My research and extension work are very integrated. One feeds the other. Because I have been able to interact with stakeholders (especially integral to my position as a Cooperative Extension specialist), I have been able to understand firsthand some of the pressing food-safety issues and challenges in California. These stakeholder interactions have largely formed the basis for most of my research and extension grant proposals over the years. The collaborations that have resulted from extension activities have opened doors and access to many unique opportunities for sample collection and research exploration./h3>/h3>/h3>/h3>/h3>/h2>
UC Davis decoding mother's milk for clues to lasting health
Is there such thing as a nutritionally perfect food? Is there something a human can consume that provides everything a body needs to stay healthy?
“Mother’s milk is the Rosetta stone for all food,” said Bruce German, professor in the Department of Food Science and Technology at UC Davis and director of the UC Davis Foods for Health Institute. “It’s a complete food, a complete diet, shaped over 200 million years of evolution to keep healthy babies healthy.”
German and his team are now decoding breast milk to better understand its components and why they work so well. They are discovering a wealth of information about how best to feed and protect the human body, lessons that will enhance health not just for infants but for us all.
What are they learning?
For one thing, a large part of breast milk goes into babies' mouths and out into their diapers with no digestion along the way. That's astonishing. Of the 500 calories a lactating woman burns each day to make milk, 10 percent is spent synthesizing something the baby treats as waste. If it didn’t have value to the developing baby, wouldn’t natural selection have discarded it long ago?
Turns out, it has great value. The indigestible matter is a slew of sugar polymers called oligosaccharides that feed specific bacteria in a baby’s gut. The oligosaccharides help good bugs proliferate and dominate, keeping babies healthy by crowding out the less savory bugs before they can become established and, perhaps more important, nurturing the integrity of the lining of an infant’s intestines, which play a vital role in protecting them from infection and inflammation.
“What a genius strategy,” German said. “Mothers are recruiting another life form to babysit their babies.”
So maybe when we nourish our bodies, we should think about feeding our good bugs, too.
How do we do that? Good question. Scientists can’t yet say for sure what a healthy bacterial community in our guts should look like, let alone how best to promote it. But one thing is certain, German says.
“Our good bacteria play a much more important role in our health than we realized,” German said.
So oligosaccharides might support microbial balance in our digestive tracts. Nursing babies can get them from their mothers. What about the rest of us?
Another good question, and UC Davis researchers are on it, identifying, extracting and delivering health-promoting oligosaccharides from various sources, including whey, the waste product from cheese making.

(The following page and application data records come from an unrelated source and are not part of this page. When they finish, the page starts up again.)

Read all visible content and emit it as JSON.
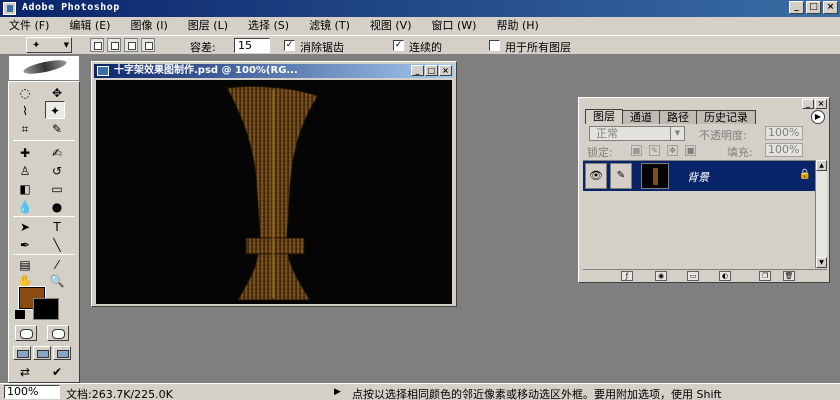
{
  "app": {
    "title": "Adobe Photoshop",
    "window_buttons": [
      "_",
      "□",
      "×"
    ]
  },
  "menu": {
    "items": [
      "文件 (F)",
      "编辑 (E)",
      "图像 (I)",
      "图层 (L)",
      "选择 (S)",
      "滤镜 (T)",
      "视图 (V)",
      "窗口 (W)",
      "帮助 (H)"
    ]
  },
  "options": {
    "tolerance_label": "容差:",
    "tolerance_value": "15",
    "antialias_label": "消除锯齿",
    "antialias_checked": "✓",
    "contiguous_label": "连续的",
    "contiguous_checked": "✓",
    "all_layers_label": "用于所有图层",
    "all_layers_checked": ""
  },
  "tools": {
    "foreground_color": "#8a4a10",
    "background_color": "#000000"
  },
  "document": {
    "title": "十字架效果图制作.psd @ 100%(RG...",
    "canvas_color": "#050505",
    "shape_color": "#6b4618"
  },
  "layers_panel": {
    "tabs": [
      "图层",
      "通道",
      "路径",
      "历史记录"
    ],
    "blend_mode": "正常",
    "opacity_label": "不透明度:",
    "opacity_value": "100%",
    "lock_label": "锁定:",
    "fill_label": "填充:",
    "fill_value": "100%",
    "layer": {
      "name": "背景",
      "eye": "👁",
      "brush": "✎",
      "lock": "🔒"
    }
  },
  "status": {
    "zoom": "100%",
    "doc_size": "文档:263.7K/225.0K",
    "arrow": "▶",
    "hint": "点按以选择相同颜色的邻近像素或移动选区外框。要用附加选项，使用 Shift"
  }
}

You can read all about it (and more) in this story on the UC Davis College of Agricultural and Environmental Sciences website: http://caes.ucdavis.edu/news/articles/2013/09/title-uc-davis-decoding-mother2019s-milk-for-clues-to-lasting-health